Out-Law News | 09 Mar 2022 | 2:52 pm | 2 min. read

Changes to the rules around making claims for loss or damage in Scotland may lead to an increase in claims, according to one legal expert.

It comes after the Scottish government laid the implementation regulations for the 2018 Prescription (Scotland) Act before the Scottish parliament last month. The Act states that the countdown on the time limit for a claim will only start when the individual pursuing the claim (the 'pursuer') is aware that loss injury or damage has occurred, that it was caused by a person’s act or omission, and the identity of that a person - effectively changing the law so that it closer to the stance historically taken by Scottish courts.

Previous rulings, such as in the 2021 WPH Developments Limited case, substantially curtailed the situations where a lack of knowledge would delay the start of the countdown. In that case, the court ruled that the countdown for a property developer to bring a claim for £300,000 in damages against architecture firm WPH Developments for incorrectly plotted drawings started when it paid for the documents in 2012. The court said that, under section 11 of the 1973 Prescription and Limitation (Scotland) Act, it was not necessary for the developer to become aware that the drawings were faulty – as it had in 2014 – for the countdown to begin. It meant the claim against the architect was out of time.

Mitchell Abbott, litigation expert at Pinsent Masons, said the changes to when the prescription clock begins to run are “particularly important for litigants” because they “aim to rebalance the interests of pursuers and defendants – which had been tilted in favour of defendants by a series of court decisions beginning in 2014.”

“Those decisions, including in WPH Developments, meant that the prescription clock often started to run before a party was even aware that they had suffered loss - or knew the identity of the person who had caused it. Often, pursuers had little to no opportunity to make their claim before it prescribed,” he added.

The Act will also allow parties to litigation in Scotland to extend the time limit for making a claim, known as the ‘prescriptive period’, from five years to six, subject to agreement. It is already possible for parties to agree to extend a limitation period in English law, with even greater flexibility over the length of the extension. Both of the changes to the time limit for bringing claims and standstill agreements detailed in the 2018 Act are set to come into force in June this year, with the remainder of the Act to be implemented on 28 February 2025.

Mitchell said: “The short timeframe for the introduction of these two key reforms is surprising given that the Scottish government’s 2020 consultation envisaged all of the changes being implemented three years after the passing of the regulations. Disputing parties and regular litigants should now consider the 2018 Act carefully. From 1 June 2022, defenders will find it harder to argue that claims have been made out of time and we may see an uptick in litigation because of this.”

“Importantly, the regulations provide that the 2018 Act’s changes will not “re-awaken” prescribed claims; if a claim has prescribed prior to the date the relevant provision comes into force, it will remain prescribed. Additionally, where the changes to the 2018 Act mean that a claim will retrospectively prescribe, pursuers will be permitted to bring those claims up to the date prior to the implementation of the relevant provisions. This will allow litigants sufficient time to organise their affairs prior to the introduction of the 2018 Act’s changes,” Abbott said.

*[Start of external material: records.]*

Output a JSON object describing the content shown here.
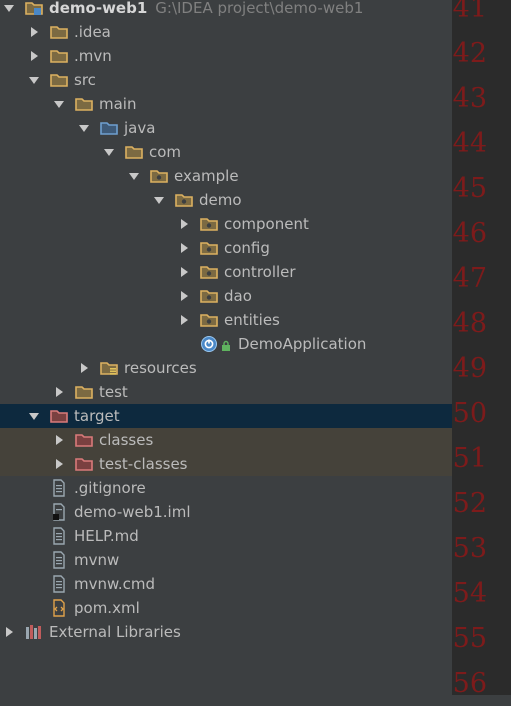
{
  "colors": {
    "background": "#3c3f41",
    "gutter": "#2b2b2b",
    "selected_row": "#0d293e",
    "excluded_row": "#45423a",
    "line_numbers": "#7d1b1b"
  },
  "tree": [
    {
      "label": "demo-web1",
      "path": "G:\\IDEA project\\demo-web1",
      "depth": 0,
      "arrow": "open",
      "icon": "module-folder-icon",
      "bold": true
    },
    {
      "label": ".idea",
      "depth": 1,
      "arrow": "closed",
      "icon": "folder-icon"
    },
    {
      "label": ".mvn",
      "depth": 1,
      "arrow": "closed",
      "icon": "folder-icon"
    },
    {
      "label": "src",
      "depth": 1,
      "arrow": "open",
      "icon": "folder-icon"
    },
    {
      "label": "main",
      "depth": 2,
      "arrow": "open",
      "icon": "folder-icon"
    },
    {
      "label": "java",
      "depth": 3,
      "arrow": "open",
      "icon": "source-folder-icon"
    },
    {
      "label": "com",
      "depth": 4,
      "arrow": "open",
      "icon": "folder-icon"
    },
    {
      "label": "example",
      "depth": 5,
      "arrow": "open",
      "icon": "package-icon"
    },
    {
      "label": "demo",
      "depth": 6,
      "arrow": "open",
      "icon": "package-icon"
    },
    {
      "label": "component",
      "depth": 7,
      "arrow": "closed",
      "icon": "package-icon"
    },
    {
      "label": "config",
      "depth": 7,
      "arrow": "closed",
      "icon": "package-icon"
    },
    {
      "label": "controller",
      "depth": 7,
      "arrow": "closed",
      "icon": "package-icon"
    },
    {
      "label": "dao",
      "depth": 7,
      "arrow": "closed",
      "icon": "package-icon"
    },
    {
      "label": "entities",
      "depth": 7,
      "arrow": "closed",
      "icon": "package-icon"
    },
    {
      "label": "DemoApplication",
      "depth": 7,
      "arrow": "none",
      "icon": "spring-boot-class-icon"
    },
    {
      "label": "resources",
      "depth": 3,
      "arrow": "closed",
      "icon": "resources-folder-icon"
    },
    {
      "label": "test",
      "depth": 2,
      "arrow": "closed",
      "icon": "folder-icon"
    },
    {
      "label": "target",
      "depth": 1,
      "arrow": "open",
      "icon": "excluded-folder-icon",
      "state": "selected"
    },
    {
      "label": "classes",
      "depth": 2,
      "arrow": "closed",
      "icon": "excluded-folder-icon",
      "state": "excluded"
    },
    {
      "label": "test-classes",
      "depth": 2,
      "arrow": "closed",
      "icon": "excluded-folder-icon",
      "state": "excluded"
    },
    {
      "label": ".gitignore",
      "depth": 1,
      "arrow": "none",
      "icon": "text-file-icon"
    },
    {
      "label": "demo-web1.iml",
      "depth": 1,
      "arrow": "none",
      "icon": "iml-file-icon"
    },
    {
      "label": "HELP.md",
      "depth": 1,
      "arrow": "none",
      "icon": "text-file-icon"
    },
    {
      "label": "mvnw",
      "depth": 1,
      "arrow": "none",
      "icon": "text-file-icon"
    },
    {
      "label": "mvnw.cmd",
      "depth": 1,
      "arrow": "none",
      "icon": "text-file-icon"
    },
    {
      "label": "pom.xml",
      "depth": 1,
      "arrow": "none",
      "icon": "xml-file-icon"
    },
    {
      "label": "External Libraries",
      "depth": 0,
      "arrow": "closed",
      "icon": "library-icon"
    }
  ],
  "line_numbers": [
    "41",
    "42",
    "43",
    "44",
    "45",
    "46",
    "47",
    "48",
    "49",
    "50",
    "51",
    "52",
    "53",
    "54",
    "55",
    "56"
  ]
}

He added: “Certain pursuers may now have additional time to advance some of their claims currently under preparation, and others will need to take action prior to 28 February 2025 to make their claims in time.”